Excerpts from an interface dataset
=-=-=-=-=

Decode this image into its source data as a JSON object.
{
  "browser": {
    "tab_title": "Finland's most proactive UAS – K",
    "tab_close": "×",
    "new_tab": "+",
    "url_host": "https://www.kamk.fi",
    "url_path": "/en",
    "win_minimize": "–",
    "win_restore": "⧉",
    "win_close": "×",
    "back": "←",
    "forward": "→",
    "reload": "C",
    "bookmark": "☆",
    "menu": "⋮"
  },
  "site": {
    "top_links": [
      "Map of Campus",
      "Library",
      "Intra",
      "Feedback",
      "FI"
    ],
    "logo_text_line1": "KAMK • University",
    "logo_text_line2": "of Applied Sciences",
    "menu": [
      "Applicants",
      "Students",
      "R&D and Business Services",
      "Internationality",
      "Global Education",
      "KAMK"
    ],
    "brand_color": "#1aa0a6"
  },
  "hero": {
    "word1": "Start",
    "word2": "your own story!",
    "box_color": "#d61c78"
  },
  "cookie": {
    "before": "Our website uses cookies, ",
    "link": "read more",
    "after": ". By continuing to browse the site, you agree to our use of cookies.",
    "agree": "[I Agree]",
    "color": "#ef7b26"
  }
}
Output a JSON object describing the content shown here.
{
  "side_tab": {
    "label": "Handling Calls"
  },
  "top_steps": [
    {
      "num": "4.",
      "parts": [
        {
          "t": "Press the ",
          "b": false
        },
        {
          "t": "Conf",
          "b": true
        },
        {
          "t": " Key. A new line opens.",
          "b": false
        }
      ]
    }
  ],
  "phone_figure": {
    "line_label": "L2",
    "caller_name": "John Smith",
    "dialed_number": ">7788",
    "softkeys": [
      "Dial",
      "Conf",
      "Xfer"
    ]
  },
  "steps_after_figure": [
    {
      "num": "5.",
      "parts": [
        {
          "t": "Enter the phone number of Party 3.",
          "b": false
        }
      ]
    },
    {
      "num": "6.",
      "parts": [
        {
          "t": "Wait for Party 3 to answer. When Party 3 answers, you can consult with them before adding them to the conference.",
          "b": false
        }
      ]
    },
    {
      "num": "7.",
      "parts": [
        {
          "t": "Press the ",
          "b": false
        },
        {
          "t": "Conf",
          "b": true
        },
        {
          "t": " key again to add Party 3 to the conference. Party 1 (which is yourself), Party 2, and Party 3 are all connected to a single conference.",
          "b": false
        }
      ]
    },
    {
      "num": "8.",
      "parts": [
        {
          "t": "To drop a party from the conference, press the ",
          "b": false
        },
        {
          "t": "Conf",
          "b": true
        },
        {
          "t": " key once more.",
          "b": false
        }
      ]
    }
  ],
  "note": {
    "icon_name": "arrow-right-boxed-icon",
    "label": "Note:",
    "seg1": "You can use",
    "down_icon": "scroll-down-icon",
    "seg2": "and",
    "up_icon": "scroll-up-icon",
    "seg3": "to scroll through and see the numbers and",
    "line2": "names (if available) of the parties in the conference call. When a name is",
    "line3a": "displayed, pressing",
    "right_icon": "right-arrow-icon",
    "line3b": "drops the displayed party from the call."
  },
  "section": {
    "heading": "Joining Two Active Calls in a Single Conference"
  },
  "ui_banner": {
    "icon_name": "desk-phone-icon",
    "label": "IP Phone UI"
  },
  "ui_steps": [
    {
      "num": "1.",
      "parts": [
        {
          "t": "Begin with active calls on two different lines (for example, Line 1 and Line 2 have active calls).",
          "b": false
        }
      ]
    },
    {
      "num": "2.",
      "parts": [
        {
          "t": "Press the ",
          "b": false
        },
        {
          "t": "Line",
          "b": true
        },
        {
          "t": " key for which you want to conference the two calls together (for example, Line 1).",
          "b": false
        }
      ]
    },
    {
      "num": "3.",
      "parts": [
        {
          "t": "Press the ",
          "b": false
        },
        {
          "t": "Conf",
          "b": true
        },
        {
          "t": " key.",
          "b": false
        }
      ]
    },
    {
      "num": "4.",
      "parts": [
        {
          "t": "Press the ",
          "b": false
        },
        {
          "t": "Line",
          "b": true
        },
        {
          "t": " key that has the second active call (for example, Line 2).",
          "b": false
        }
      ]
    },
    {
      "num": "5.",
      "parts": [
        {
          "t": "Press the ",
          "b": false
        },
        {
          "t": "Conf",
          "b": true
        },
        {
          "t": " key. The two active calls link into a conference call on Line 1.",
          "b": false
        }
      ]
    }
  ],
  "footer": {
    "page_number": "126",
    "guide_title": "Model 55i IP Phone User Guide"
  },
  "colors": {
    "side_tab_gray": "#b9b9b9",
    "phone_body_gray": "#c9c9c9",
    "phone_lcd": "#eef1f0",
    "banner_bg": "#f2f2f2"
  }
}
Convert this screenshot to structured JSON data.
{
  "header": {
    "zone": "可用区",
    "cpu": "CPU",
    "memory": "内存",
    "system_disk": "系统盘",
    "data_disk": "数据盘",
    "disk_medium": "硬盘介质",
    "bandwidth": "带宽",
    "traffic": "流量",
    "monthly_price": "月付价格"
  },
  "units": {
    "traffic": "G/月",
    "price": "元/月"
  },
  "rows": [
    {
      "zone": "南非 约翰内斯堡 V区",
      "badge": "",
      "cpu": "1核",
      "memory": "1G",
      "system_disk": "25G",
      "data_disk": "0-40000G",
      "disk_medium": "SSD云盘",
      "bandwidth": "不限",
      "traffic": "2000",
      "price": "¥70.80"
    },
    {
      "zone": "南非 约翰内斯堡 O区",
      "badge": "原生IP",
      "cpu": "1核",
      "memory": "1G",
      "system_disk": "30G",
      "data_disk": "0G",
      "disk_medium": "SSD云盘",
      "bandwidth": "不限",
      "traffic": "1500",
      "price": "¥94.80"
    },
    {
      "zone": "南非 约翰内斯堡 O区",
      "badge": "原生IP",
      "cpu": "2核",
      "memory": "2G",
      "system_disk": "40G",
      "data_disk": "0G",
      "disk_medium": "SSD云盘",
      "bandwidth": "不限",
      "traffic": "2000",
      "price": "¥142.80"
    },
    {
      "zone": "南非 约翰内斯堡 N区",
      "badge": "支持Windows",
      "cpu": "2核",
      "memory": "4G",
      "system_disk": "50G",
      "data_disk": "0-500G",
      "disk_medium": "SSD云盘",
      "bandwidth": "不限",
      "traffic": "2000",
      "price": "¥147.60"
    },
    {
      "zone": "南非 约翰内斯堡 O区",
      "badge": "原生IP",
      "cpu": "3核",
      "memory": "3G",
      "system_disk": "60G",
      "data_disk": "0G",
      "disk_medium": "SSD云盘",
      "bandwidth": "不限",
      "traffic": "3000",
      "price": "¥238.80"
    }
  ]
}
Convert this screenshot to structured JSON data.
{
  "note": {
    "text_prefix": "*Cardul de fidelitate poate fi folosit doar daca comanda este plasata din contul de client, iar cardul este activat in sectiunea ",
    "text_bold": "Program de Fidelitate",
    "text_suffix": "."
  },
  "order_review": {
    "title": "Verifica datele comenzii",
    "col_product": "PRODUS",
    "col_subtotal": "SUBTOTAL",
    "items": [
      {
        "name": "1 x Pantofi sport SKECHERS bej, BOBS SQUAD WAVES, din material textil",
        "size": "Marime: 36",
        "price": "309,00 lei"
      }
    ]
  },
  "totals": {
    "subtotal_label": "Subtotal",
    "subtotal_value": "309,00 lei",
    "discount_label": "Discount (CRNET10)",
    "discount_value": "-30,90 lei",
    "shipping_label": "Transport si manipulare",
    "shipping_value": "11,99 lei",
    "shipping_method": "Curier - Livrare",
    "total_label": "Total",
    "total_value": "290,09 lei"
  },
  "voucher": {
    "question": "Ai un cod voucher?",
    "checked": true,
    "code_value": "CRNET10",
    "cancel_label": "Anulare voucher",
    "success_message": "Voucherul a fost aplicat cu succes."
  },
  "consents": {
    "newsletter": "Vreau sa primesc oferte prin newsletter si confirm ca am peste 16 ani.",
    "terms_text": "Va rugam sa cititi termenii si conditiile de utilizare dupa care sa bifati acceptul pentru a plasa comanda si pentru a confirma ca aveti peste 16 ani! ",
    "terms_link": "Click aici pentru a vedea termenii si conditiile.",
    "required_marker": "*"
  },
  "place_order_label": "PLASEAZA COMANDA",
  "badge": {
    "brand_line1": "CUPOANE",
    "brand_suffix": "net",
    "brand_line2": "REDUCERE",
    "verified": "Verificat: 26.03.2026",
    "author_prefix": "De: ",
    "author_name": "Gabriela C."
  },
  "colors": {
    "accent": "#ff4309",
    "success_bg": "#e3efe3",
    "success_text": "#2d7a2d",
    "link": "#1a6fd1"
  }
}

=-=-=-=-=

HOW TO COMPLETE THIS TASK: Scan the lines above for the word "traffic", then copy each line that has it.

ANSWER TO THIS EXERCISE:
    "traffic": "流量",
    "traffic": "G/月",
      "traffic": "2000",
      "traffic": "1500",
      "traffic": "2000",
      "traffic": "2000",
      "traffic": "3000",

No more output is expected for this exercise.